If passenger-status is not showing your application, look at the Nginx error and access logs.

# vi /var/log/nginx/error.log

When in doubt, restart nginx again which will completely reload and restart passenger since passenger is running inside of nginx as a loadable module. This the most reliable way to reset everything for a fresh start.

Dependent cookbooks

line >= 0.0.0

Contingent cookbooks

There are no cookbooks that are contingent upon this one.

rails_ubuntu CHANGELOG


Initial release.


README improvements.


README improvements.

v0.2.0 - 2020-05-07

  • README improvements.
  • Recipe and attribute improvements.
  • Add nginx node templates.
  • Add proxysql recipe.
  • Add server_* recipes.
  • Improved Kitchen testing.
  • Standardize on rubocop-rails_config formatting.

  • There is a Chef Workstation 0.18.3 bug on Ubuntu 20.04. $HOME is set to /root instead of /home/<deploy\_user>. This release notices the problem and resets $HOME to <deploy\_home> or /home/<deploy\_user>.

v0.2.1 - 2020-05-12

  • README improvements.
  • Better solution for the 20.04 $HOME = /root issue.
  • Bug fixes for the redis and proxysql recipes.
  • Add guards around already installed features.

v1.0.0 - 2020-06-13

  • Support Ubuntu 20.04.
  • Standardize on cookstyle formatting.

Collaborator Number Metric

1.0.0 failed this metric

Failure: Cookbook has 0 collaborators. A cookbook must have at least 2 collaborators to pass this metric.

Contributing File Metric

1.0.0 failed this metric

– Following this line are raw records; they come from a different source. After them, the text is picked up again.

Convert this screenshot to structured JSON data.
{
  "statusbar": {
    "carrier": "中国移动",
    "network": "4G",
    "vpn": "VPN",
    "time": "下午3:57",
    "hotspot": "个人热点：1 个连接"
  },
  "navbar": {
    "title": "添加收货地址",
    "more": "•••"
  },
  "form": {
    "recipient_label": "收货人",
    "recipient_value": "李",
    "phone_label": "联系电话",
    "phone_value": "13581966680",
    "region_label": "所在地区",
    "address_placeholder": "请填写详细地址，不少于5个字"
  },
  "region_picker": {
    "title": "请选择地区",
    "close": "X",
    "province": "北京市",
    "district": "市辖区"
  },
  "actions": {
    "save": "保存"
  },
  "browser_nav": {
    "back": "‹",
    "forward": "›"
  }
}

Failure: To pass this metric, your cookbook metadata must include a source url, the source url must be in the form of, and your repo must contain a file

Foodcritic Metric

1.0.0 passed this metric

No Binaries Metric

1.0.0 passed this metric

Publish Metric

1.0.0 passed this metric

Supported Platforms Metric

1.0.0 passed this metric

Testing File Metric

1.0.0 failed this metric

Failure: To pass this metric, your cookbook metadata must include a source url, the source url must be in the form of, and your repo must contain a file

Version Tag Metric

1.0.0 passed this metric